I know some people who refuse to drink in large coffee chains as they say that the coffee they produce tastes "burnt".
Is it actually possible to burn coffee while brewing, or is the flavour they're complaining about coming from something else?
Burn? I've heard that some large chains "burn" their beans while roasting :-) But not while brewing.
A major coffee chain, seen on almost every other corner in some places, is known for their very dark, "burnt" roast. Many people like this sharp taste and associate it with caffeine and their morning pick-me up.
Other people find this "burnt" roast to be overwhelming and consider this heavy roast to be destructive when using high-quality beans. In any case the burning happens at roast - not when brewing.
I've had coffee that tasted burnt in a lot of cheaper restaurants and from common coffeemakers in homes. It's uniformly been stuff that's sat on a warmer for a long time (like, an hour or more) after brewing. Keeping coffee on heat after brewing "cooks" it down, just as keeping a soup or sauce on a simmer reduces it. However, it has the opposite effect on coffee than on sauces or soups; instead of making it richer, it destroys the more delicate flavor compounds and makes it taste burnt. Even reheating coffee in the microwave can make it taste more like an ashtray than coffee.
It depends on the method of brewing. Brewing methods where grounds are exposed to a heat source directly (Turkish, for example) could allow the grounds to be heated to the point that they started to roast/cook/burn (again). Most methods of brewing, however, only have the grounds exposed to boiling or near boiling water which is ~210F and less than would be necessary to start cooking/roasting/burning the coffee beans again.
Many of these other answers actually talk about burning or cooking down stored coffee after it has been brewed.
As to your question about large chains, my person belief is that the burnt taste most people experience is a branding issue. Lightly roasted or medium roasted coffee will taste more like the bean it came from, or its origin. The darker you roast, the more the origin flavors go away and are replaced by the roasting flavors of the bean. As it so happens, the origin flavors of roasted coffee fade very quickly (sometimes in as short as a week). However, the roasting flavors seem to hang around a bit longer. Large chains dark roast their coffee because it makes it easier to consistently produce close to the same taste and the flavor of those dark roasted bean will hang around a bit longer (less shipping and storage concerns).
Yes, coffee can be burned when brewing. When an empty pot sits on the heating element in a restaurant coffee machine it can get very hot. When the first stream of a new brew cycle hits the bottom of the pot, boils off very quickly, producing a horrible smell and taste that infuses the entire pot.
In addition to the water boiling off, the various organic compounds in the coffee are subjected to temperatures well above the boiling point of water for a brief time, until the volume of new coffee cools the bottom of the pot enough to stop the boiling. Knowledgable staff know to leave a little clear water in the bottom of the pot to prevent the temperature from getting too high before the next pot is brewed.
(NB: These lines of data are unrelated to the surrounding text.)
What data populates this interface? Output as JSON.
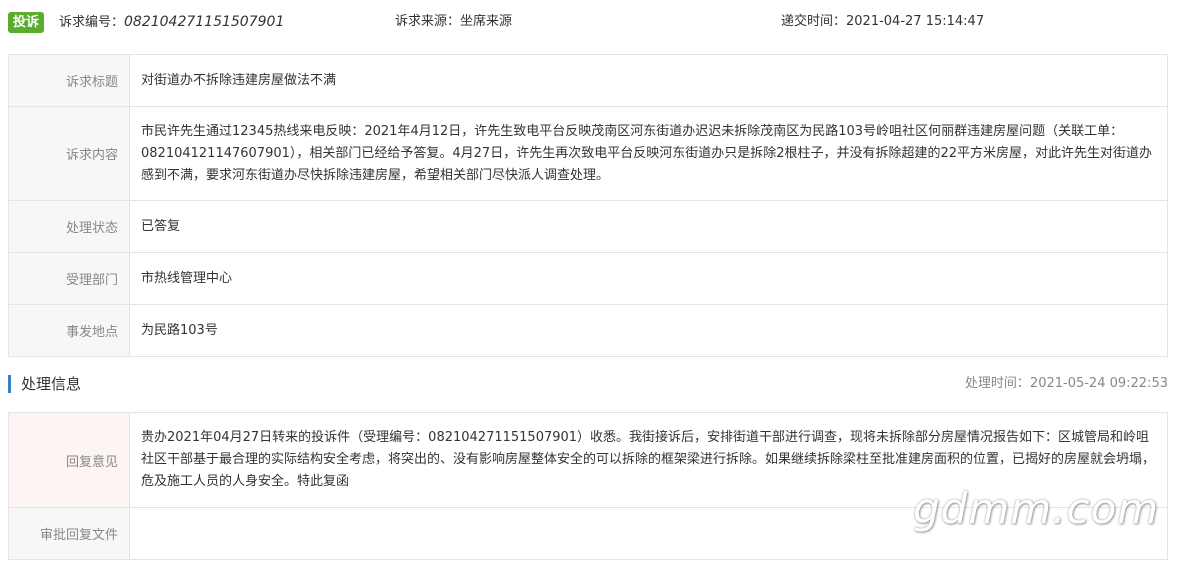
{
  "header": {
    "badge": "投诉",
    "number_label": "诉求编号：",
    "number_value": "082104271151507901",
    "source_label": "诉求来源：",
    "source_value": "坐席来源",
    "submit_label": "递交时间：",
    "submit_value": "2021-04-27 15:14:47"
  },
  "info": {
    "title_label": "诉求标题",
    "title_value": "对街道办不拆除违建房屋做法不满",
    "content_label": "诉求内容",
    "content_value": "市民许先生通过12345热线来电反映：2021年4月12日，许先生致电平台反映茂南区河东街道办迟迟未拆除茂南区为民路103号岭咀社区何丽群违建房屋问题（关联工单：082104121147607901），相关部门已经给予答复。4月27日，许先生再次致电平台反映河东街道办只是拆除2根柱子，并没有拆除超建的22平方米房屋，对此许先生对街道办感到不满，要求河东街道办尽快拆除违建房屋，希望相关部门尽快派人调查处理。",
    "status_label": "处理状态",
    "status_value": "已答复",
    "dept_label": "受理部门",
    "dept_value": "市热线管理中心",
    "place_label": "事发地点",
    "place_value": "为民路103号"
  },
  "handling": {
    "section_title": "处理信息",
    "time_label": "处理时间：",
    "time_value": "2021-05-24 09:22:53",
    "reply_label": "回复意见",
    "reply_value": "贵办2021年04月27日转来的投诉件（受理编号：082104271151507901）收悉。我街接诉后，安排街道干部进行调查，现将未拆除部分房屋情况报告如下：区城管局和岭咀社区干部基于最合理的实际结构安全考虑，将突出的、没有影响房屋整体安全的可以拆除的框架梁进行拆除。如果继续拆除梁柱至批准建房面积的位置，已揭好的房屋就会坍塌，危及施工人员的人身安全。特此复函",
    "file_label": "审批回复文件",
    "file_value": ""
  },
  "watermark": "gdmm.com",
  "colors": {
    "badge_green": "#5aac2c",
    "section_blue": "#3d7fc3",
    "status_green": "#5aac2c"
  }
}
In addition to all the great answers (most of the burnt flavor is typical for dark, e.g. italian roast) I want mention something I encountered during my time as a bartender:
When having a portafilter (professional espresso machine, as used for cappuccino etc) it sometimes happens that you prepare (e.g. attach the handle with coffee to the machine) and then something comes up and you don't start the extraction process right away. What happens then is that the hot machine heats up the ground coffee. Which in turn results in a burnt taste of the coffee if left unattended for long enough. My educated guess is that (due to the fact that ground coffee has a very large surface / very small particles) the coffee is burnt/ roasted even further at low temp.
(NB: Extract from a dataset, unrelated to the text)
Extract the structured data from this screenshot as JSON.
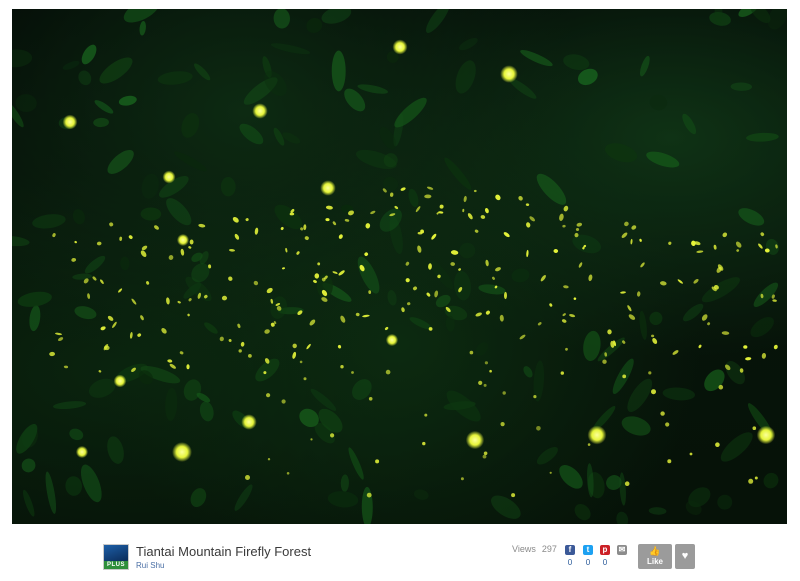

Also note that the water is only 94°C but the metal surroundings do not have to be this "cold". As it should be able to maintain the water temperature even if you brew a lot of coffee.
It's a bit of a misnomer. This actually happens in both tea and coffee, you don't really "burn" the coffee (or in my experience tea), but excessively high temperatures release chemicals called Tannins that possess a bitter, or "burnt" taste.
I think I know what you are talking about, the question is if a steam brewer can burn the ground during brewing due to the higher temperature vs. a pump operated brewer here is a link that might help
The word bitter is being used to describe two different things. There can be bitterness in a coffee from over extraction which causes tannin to be present in the brew. This can happen with light roast coffees which are over extracted as well as dark roast coffees. Burnt coffee is also described as bitter coffee when it is really a burnt flavour. There is much confusion about this nomenclature.